> _WHAT THIS TASK INVOLVES_: The records below must be copied out completely and exactly.

+++ GIVEN RECORDS

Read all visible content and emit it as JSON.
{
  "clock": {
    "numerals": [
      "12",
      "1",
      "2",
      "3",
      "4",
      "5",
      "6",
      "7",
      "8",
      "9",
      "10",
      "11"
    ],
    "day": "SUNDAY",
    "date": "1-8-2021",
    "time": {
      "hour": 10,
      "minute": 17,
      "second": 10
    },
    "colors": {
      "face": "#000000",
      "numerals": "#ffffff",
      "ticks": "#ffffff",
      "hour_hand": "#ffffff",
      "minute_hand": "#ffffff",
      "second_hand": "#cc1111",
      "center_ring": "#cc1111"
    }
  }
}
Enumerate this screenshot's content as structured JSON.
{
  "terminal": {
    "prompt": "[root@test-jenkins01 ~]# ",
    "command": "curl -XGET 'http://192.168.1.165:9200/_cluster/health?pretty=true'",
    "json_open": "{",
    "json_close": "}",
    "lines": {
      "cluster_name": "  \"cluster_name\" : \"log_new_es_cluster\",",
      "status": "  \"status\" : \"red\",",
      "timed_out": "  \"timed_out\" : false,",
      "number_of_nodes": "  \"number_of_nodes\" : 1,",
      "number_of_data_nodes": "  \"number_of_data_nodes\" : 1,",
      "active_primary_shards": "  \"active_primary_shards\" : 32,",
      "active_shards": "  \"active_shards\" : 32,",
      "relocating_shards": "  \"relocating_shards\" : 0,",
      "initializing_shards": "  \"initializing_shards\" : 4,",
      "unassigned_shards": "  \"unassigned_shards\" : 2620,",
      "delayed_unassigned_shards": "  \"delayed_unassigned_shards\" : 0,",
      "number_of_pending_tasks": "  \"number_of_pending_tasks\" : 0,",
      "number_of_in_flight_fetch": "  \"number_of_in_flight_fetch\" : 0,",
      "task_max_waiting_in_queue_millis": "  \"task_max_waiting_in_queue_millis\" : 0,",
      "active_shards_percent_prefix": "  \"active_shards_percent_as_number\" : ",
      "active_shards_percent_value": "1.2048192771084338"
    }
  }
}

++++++

> _ANSWER BELOW_:
Read all visible content and emit it as JSON.
{
  "clock": {
    "numerals": [
      "12",
      "1",
      "2",
      "3",
      "4",
      "5",
      "6",
      "7",
      "8",
      "9",
      "10",
      "11"
    ],
    "day": "SUNDAY",
    "date": "1-8-2021",
    "time": {
      "hour": 10,
      "minute": 17,
      "second": 10
    },
    "colors": {
      "face": "#000000",
      "numerals": "#ffffff",
      "ticks": "#ffffff",
      "hour_hand": "#ffffff",
      "minute_hand": "#ffffff",
      "second_hand": "#cc1111",
      "center_ring": "#cc1111"
    }
  }
}
Enumerate this screenshot's content as structured JSON.
{
  "terminal": {
    "prompt": "[root@test-jenkins01 ~]# ",
    "command": "curl -XGET 'http://192.168.1.165:9200/_cluster/health?pretty=true'",
    "json_open": "{",
    "json_close": "}",
    "lines": {
      "cluster_name": "  \"cluster_name\" : \"log_new_es_cluster\",",
      "status": "  \"status\" : \"red\",",
      "timed_out": "  \"timed_out\" : false,",
      "number_of_nodes": "  \"number_of_nodes\" : 1,",
      "number_of_data_nodes": "  \"number_of_data_nodes\" : 1,",
      "active_primary_shards": "  \"active_primary_shards\" : 32,",
      "active_shards": "  \"active_shards\" : 32,",
      "relocating_shards": "  \"relocating_shards\" : 0,",
      "initializing_shards": "  \"initializing_shards\" : 4,",
      "unassigned_shards": "  \"unassigned_shards\" : 2620,",
      "delayed_unassigned_shards": "  \"delayed_unassigned_shards\" : 0,",
      "number_of_pending_tasks": "  \"number_of_pending_tasks\" : 0,",
      "number_of_in_flight_fetch": "  \"number_of_in_flight_fetch\" : 0,",
      "task_max_waiting_in_queue_millis": "  \"task_max_waiting_in_queue_millis\" : 0,",
      "active_shards_percent_prefix": "  \"active_shards_percent_as_number\" : ",
      "active_shards_percent_value": "1.2048192771084338"
    }
  }
}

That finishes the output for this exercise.